Leave it to the bu$h administration to punish the wrong people For once and for all, can we get this straight? Our "illegal immigration problem" is actually an illegal employer problem. If employers didn't hire workers who do not have the legal right to work in the U.S., the problem of illegal immigration would diminish to manageable. Especially if we helped Mexico out with some economic development aid and got over the futility and stupidity of our "war on drugs."
So this just makes me shake my head in disbelief. Less than two weeks ago, Immigration launched a massive raid on a kosher meatpacking plant in northern Iowa, and signaling aWols new tough-guy stance, 270 of the workers arrested have already been tried and sentenced to five months in federal prison in makeshift courtrooms set up in trailers next to cattle pens. How fucking appropriate. No charges have been brought against the operators of the plant, Agriprocessors Inc., but there have been some indications that prosecutors might be preparing a case against the company. Immigrants who pled guilty agreed, as part of the condition of their pleas, to cooperate with any further investigation. They have five months. They need to get crackin.'
$4.00 per gallon Wow, am I ever glad I stopped driving unless I am going out of town almost three years ago, when gas hit three bucks a gallon. (As long time readers know, circumstance precipitated and reinforced that commitment. A car accident coupled with an almost-four-month wait for a hybrid converged, and I simultaneously developed the public transit habit while losing the patience to drive a manual transmission in heavy, congested, surface-street trafic.) For months now I have been noticing a sea change from my perch above an arterial street in a major city. I am seeing a lot more Prius Hybrids - a few days ago at Main and Linwood, I saw five of them sitting at the intersection, waiting for the light to change. I am also noticing a lot more Smart Cars and Mini Coopers and Scion subcompacts, and now that spring has sprung, I am also seeing a lot more scooters and motorcycles, and for the first time ever, last week I had to wait for the next bus because the bike rack on the front was full. I did not get pissed off at this.
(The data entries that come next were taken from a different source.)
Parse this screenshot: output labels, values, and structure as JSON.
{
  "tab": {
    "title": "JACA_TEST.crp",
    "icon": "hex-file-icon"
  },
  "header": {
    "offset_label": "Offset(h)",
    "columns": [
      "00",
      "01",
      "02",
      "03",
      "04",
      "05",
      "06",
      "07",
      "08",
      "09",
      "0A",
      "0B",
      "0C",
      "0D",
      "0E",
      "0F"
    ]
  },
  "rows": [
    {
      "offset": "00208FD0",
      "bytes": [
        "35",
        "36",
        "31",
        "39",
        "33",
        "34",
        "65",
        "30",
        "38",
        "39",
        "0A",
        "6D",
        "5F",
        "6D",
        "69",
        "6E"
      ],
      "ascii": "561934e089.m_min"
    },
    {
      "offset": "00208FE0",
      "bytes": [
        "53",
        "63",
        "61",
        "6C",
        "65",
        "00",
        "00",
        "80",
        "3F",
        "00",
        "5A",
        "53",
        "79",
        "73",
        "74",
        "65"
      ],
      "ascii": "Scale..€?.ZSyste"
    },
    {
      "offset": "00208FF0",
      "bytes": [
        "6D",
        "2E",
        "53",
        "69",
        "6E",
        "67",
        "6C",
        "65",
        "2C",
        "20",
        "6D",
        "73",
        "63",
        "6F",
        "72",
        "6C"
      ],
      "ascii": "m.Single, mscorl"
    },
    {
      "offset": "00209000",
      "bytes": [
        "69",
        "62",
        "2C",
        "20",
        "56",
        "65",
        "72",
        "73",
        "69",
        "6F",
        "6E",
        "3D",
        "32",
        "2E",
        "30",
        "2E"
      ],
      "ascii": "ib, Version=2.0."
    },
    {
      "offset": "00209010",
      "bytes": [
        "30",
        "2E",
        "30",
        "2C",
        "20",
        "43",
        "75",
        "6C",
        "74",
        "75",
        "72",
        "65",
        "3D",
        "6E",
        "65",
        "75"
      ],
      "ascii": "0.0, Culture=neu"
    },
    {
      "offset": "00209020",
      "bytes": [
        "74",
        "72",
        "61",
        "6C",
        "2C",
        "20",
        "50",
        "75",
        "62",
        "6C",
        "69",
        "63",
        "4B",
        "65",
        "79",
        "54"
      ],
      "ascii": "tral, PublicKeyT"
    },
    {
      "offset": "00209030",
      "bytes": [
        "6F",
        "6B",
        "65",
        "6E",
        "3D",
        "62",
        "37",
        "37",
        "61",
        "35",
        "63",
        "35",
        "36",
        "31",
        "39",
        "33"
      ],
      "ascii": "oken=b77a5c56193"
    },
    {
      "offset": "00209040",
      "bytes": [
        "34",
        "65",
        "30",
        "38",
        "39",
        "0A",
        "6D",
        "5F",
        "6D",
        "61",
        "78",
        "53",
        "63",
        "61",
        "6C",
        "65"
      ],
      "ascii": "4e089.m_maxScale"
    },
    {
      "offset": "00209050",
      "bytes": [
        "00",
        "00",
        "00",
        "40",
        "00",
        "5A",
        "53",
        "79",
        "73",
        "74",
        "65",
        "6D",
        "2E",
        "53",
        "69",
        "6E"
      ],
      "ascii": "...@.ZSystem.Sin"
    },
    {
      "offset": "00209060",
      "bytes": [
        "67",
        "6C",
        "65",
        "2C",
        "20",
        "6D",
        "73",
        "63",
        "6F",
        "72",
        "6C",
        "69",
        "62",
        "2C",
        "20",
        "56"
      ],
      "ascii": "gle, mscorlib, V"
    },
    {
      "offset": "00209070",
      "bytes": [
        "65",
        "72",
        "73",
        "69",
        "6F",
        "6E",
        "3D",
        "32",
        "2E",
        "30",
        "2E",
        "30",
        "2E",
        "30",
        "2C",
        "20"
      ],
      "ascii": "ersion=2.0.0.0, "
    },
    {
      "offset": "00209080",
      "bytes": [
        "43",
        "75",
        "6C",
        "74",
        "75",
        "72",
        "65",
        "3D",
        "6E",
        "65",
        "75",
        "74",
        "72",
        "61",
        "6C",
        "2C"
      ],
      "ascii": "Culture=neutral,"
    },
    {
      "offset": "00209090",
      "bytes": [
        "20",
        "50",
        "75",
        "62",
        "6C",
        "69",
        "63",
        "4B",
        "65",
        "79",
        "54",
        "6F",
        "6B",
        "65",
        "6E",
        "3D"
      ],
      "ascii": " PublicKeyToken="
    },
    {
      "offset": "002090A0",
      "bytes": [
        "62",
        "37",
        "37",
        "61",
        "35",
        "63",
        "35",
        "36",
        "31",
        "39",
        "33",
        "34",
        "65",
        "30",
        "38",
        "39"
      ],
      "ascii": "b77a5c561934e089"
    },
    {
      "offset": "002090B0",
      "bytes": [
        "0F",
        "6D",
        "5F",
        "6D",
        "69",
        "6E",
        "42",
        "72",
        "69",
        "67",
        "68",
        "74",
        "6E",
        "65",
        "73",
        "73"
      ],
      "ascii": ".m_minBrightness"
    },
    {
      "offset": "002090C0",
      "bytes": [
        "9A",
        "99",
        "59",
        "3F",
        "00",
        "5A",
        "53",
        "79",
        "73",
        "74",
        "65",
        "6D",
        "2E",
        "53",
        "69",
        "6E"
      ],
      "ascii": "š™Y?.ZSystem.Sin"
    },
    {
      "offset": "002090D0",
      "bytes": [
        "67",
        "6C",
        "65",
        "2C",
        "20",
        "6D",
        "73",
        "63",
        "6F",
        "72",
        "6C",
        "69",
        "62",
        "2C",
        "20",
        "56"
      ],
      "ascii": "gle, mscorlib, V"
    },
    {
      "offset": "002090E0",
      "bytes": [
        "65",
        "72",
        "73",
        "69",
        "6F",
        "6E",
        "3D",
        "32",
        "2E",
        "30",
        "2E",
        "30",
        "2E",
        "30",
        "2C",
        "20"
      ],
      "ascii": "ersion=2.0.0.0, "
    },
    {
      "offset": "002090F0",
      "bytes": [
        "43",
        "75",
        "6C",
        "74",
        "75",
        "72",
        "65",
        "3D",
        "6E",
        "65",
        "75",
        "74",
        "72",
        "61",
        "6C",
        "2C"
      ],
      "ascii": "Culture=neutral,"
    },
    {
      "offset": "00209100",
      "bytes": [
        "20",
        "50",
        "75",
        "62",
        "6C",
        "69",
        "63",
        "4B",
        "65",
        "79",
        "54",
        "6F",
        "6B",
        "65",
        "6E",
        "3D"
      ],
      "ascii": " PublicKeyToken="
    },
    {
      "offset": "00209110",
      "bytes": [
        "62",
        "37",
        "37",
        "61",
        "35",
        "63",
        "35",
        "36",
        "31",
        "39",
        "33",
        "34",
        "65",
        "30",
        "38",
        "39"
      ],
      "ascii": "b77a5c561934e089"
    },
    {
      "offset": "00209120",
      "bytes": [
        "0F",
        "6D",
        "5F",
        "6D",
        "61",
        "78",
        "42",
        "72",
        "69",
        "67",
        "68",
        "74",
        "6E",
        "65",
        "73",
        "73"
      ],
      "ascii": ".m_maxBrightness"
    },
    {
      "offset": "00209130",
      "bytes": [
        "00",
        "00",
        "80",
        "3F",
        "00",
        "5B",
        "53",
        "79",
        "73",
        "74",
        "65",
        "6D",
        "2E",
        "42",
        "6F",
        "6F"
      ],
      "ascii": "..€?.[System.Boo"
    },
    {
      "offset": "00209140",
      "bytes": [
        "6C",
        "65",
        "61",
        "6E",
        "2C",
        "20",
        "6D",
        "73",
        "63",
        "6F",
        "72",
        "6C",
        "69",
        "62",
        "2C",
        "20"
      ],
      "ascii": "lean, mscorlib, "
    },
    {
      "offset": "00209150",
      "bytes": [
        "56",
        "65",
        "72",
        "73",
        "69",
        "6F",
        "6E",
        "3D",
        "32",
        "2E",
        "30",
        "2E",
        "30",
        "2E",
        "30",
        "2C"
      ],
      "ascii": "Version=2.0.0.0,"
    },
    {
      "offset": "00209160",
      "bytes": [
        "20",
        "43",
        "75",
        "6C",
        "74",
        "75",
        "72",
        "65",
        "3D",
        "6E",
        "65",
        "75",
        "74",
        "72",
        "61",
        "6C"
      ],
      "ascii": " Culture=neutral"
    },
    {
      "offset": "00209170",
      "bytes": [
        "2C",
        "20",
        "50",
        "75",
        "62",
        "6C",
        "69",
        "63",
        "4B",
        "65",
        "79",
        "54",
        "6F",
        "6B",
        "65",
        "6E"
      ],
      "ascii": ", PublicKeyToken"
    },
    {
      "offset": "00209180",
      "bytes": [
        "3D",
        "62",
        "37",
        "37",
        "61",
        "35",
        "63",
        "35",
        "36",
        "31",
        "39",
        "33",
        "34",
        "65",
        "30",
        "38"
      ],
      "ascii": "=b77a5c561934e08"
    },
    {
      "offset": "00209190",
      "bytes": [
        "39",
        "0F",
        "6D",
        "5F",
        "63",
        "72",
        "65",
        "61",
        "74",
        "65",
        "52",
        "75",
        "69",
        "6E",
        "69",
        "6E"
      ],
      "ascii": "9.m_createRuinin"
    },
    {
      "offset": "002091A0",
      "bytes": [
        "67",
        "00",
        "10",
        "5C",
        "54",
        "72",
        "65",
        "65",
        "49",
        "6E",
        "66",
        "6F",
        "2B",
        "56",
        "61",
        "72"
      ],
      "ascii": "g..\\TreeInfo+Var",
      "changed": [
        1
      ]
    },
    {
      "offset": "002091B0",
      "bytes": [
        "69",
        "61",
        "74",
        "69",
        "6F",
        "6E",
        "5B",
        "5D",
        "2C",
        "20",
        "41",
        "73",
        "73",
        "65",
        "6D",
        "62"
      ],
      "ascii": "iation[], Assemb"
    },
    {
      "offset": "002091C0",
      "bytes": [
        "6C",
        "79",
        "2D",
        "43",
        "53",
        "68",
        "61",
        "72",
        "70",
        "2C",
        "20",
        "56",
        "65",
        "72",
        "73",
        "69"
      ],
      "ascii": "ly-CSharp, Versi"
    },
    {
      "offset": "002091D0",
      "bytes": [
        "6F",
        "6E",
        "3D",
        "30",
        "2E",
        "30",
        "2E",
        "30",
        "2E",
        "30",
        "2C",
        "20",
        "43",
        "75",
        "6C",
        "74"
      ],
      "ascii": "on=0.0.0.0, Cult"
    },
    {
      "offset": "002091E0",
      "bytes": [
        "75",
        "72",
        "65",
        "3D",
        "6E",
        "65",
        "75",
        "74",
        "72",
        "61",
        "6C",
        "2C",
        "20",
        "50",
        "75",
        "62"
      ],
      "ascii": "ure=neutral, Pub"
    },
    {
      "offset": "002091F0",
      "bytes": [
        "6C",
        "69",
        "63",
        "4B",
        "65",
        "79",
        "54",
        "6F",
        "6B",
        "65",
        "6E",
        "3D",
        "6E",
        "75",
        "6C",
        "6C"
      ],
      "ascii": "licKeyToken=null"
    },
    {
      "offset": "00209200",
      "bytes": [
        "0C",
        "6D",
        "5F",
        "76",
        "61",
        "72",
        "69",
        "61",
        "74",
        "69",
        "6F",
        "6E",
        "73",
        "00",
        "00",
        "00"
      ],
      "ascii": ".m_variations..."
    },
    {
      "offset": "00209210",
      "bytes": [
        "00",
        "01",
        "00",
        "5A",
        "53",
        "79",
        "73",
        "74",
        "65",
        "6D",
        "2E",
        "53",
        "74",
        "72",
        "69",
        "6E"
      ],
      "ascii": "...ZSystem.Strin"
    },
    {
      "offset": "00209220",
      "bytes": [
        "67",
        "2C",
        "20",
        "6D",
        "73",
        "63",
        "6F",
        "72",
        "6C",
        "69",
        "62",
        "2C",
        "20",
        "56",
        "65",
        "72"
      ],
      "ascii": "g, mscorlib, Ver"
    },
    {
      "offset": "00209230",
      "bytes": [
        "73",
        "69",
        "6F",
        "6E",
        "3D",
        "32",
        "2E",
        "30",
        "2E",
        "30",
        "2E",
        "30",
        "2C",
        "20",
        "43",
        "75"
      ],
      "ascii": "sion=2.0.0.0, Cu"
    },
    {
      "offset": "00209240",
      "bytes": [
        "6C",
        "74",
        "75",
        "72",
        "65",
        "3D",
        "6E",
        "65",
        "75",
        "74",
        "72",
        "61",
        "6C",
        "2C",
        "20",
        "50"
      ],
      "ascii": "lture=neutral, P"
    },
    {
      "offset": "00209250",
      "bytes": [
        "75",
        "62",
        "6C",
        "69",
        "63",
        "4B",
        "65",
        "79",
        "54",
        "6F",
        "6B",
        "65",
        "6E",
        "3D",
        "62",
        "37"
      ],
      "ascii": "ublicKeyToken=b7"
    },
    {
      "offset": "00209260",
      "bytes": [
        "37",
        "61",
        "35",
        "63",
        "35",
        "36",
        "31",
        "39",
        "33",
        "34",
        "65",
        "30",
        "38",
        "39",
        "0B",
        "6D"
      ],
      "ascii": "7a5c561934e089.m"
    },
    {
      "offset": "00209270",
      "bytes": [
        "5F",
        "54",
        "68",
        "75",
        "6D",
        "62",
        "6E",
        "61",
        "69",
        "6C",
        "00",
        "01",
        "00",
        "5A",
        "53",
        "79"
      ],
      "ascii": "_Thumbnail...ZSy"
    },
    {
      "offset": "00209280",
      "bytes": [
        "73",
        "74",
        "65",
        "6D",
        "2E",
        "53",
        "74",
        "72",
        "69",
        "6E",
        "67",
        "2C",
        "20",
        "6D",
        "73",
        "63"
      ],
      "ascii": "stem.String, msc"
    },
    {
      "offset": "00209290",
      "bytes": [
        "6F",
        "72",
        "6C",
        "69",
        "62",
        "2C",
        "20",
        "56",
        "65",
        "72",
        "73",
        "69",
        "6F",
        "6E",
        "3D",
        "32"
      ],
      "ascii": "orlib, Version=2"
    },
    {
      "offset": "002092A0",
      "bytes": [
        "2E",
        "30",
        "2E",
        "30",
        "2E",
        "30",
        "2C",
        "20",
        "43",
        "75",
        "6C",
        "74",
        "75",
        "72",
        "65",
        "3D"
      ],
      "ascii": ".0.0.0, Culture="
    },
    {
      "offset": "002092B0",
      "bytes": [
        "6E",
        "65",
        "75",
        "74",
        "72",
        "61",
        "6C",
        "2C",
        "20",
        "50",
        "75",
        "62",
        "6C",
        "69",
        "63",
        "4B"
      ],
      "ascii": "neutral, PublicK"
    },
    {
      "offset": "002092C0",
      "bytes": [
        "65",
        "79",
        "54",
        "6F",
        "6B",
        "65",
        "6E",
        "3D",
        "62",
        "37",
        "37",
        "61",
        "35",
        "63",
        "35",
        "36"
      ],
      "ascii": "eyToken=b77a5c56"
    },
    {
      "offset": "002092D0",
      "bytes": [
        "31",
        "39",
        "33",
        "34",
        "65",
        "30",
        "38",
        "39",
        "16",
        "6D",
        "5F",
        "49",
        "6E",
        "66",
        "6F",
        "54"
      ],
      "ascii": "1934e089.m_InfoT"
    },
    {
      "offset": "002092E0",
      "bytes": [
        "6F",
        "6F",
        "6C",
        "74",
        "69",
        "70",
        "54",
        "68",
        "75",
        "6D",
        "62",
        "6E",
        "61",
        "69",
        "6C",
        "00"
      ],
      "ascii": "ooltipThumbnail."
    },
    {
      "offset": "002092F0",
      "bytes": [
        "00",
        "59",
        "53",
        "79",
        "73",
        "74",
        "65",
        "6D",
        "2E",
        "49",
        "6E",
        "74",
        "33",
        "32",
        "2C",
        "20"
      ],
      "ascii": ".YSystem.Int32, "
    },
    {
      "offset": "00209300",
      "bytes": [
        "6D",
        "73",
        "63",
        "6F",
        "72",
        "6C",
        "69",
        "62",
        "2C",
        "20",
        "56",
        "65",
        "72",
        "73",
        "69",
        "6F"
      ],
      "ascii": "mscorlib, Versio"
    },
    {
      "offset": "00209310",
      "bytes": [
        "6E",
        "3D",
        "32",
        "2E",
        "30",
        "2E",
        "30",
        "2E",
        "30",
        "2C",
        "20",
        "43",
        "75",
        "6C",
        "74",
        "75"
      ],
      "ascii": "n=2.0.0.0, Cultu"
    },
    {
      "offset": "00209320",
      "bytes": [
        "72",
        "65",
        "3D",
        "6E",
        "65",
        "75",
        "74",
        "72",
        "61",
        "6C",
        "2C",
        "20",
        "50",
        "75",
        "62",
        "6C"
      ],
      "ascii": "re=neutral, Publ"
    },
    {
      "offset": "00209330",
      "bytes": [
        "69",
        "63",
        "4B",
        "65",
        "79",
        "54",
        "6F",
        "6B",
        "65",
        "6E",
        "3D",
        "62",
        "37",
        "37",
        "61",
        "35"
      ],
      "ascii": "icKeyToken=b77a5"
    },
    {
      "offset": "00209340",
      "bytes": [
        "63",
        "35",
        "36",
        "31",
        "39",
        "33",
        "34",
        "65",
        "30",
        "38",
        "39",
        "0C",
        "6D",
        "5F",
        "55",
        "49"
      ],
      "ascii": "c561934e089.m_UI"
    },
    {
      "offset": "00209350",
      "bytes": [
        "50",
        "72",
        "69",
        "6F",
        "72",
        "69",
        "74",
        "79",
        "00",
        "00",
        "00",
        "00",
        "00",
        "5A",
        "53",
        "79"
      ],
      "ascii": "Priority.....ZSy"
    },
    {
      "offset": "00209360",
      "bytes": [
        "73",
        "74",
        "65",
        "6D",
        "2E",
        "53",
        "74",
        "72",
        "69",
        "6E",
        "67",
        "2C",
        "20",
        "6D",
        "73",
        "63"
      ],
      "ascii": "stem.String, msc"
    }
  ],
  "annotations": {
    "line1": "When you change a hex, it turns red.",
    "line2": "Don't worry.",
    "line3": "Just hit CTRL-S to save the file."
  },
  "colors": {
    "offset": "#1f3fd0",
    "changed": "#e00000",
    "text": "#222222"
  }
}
Instead, I rejoiced.
This is a first Shortly after a judges order was entered last week, a Sudanese detainee and accused al Qaeda conspirator who has been confined at Guantanamo for six years called home to consult with his family about retaining private legal counsel at their expense. Ibrahim al Qosi, 47, had earlier fired his U.S. military lawyer and threatened to boycott his war crimes trial. He said he wanted to talk by telephone with his brother, presumably in Khartoum, to get the Sudanese Bar Association to line him up a defense lawyer instead...In response, Air Force Lt. Col. Nancy Paul, a military judge, ordered lawyers to arrange the call through the International Committee of the Red Cross. She gave them until July 1...But commanders at the prison camp, ringed by barbed wire and overlooking the Caribbean, accomplished the assignment soon after the judge gaveled the court to a closure. I want to say once more that I feel deeply indebted to the JAG officers who have draw a line and held it, serving Justice first. And major props to McClatchy in general and the Miami Herald in particular. They are filling a vital need in reporting on the tropical gulag, appropriately situated on the island with the only communist government ever to be established in the western hemisphere.